Folks who've known me for the 10-12 years I've been a regular here will notice that I've softened my stance on sweetgums. Really.
I don't denigrate those who would plant them in their own yard, but I will answer questions like the one posed about the prominent above-ground roots without sugar-coating the issue - and I didn't even address the issue of the abominable prickly seed capsules.
I will agree that in some areas they do have marvelous fall color - but I rarely see it on the ones that grow here. I've been tempted, at times, to plant 'Rotundiloba', just 'cause I think the leaves look kind of 'neat'.
Lest you think I've gone too soft, though, rest assured that I'm working diligently to eliminate each and every one of the accursed things from my property here.
Some say that familiarity breeds contempt, and I'm very familiar with L.styraciflua.
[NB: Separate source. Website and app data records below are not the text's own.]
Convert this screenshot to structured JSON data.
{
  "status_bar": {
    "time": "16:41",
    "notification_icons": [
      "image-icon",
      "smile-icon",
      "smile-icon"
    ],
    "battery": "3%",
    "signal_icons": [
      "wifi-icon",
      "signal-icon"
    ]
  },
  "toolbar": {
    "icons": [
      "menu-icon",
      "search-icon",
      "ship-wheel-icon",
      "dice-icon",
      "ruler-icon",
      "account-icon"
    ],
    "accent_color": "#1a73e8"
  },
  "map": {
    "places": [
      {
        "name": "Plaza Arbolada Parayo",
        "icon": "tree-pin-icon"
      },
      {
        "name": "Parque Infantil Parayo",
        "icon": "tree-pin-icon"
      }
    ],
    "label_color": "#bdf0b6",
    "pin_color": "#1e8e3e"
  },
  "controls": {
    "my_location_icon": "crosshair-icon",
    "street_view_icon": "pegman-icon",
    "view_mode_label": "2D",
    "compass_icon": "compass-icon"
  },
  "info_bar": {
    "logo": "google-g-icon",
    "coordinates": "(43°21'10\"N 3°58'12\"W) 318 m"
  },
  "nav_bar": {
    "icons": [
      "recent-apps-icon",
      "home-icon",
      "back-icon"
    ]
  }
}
Liquidambars are well known for developing a lot of surface roots. They are frequently (and inappropriately) planted here in more suburban areas as street trees and in addition to getting their crowns whacked back to avoid power lines, the roots cause frequent upheavals of the sidewalks. In fact, there are areas close to my neighborhood where the sidewalks are currently closed as the city goes through its endless process of removing broken concrete, cutting roots, leveling and re-laying concrete. You'd think they'd learn after doing this countless times :-)
My sister's small townhouse garden in SoCal was populated by 13(!) liquidambars when she moved in. She's down to 6 now but absolutely nothing else can be planted in this tiny garden due to the extensive and very visible root system of these trees, not even annuals. Fortunately, other plants were included at the initial planting and they are hanging on but just.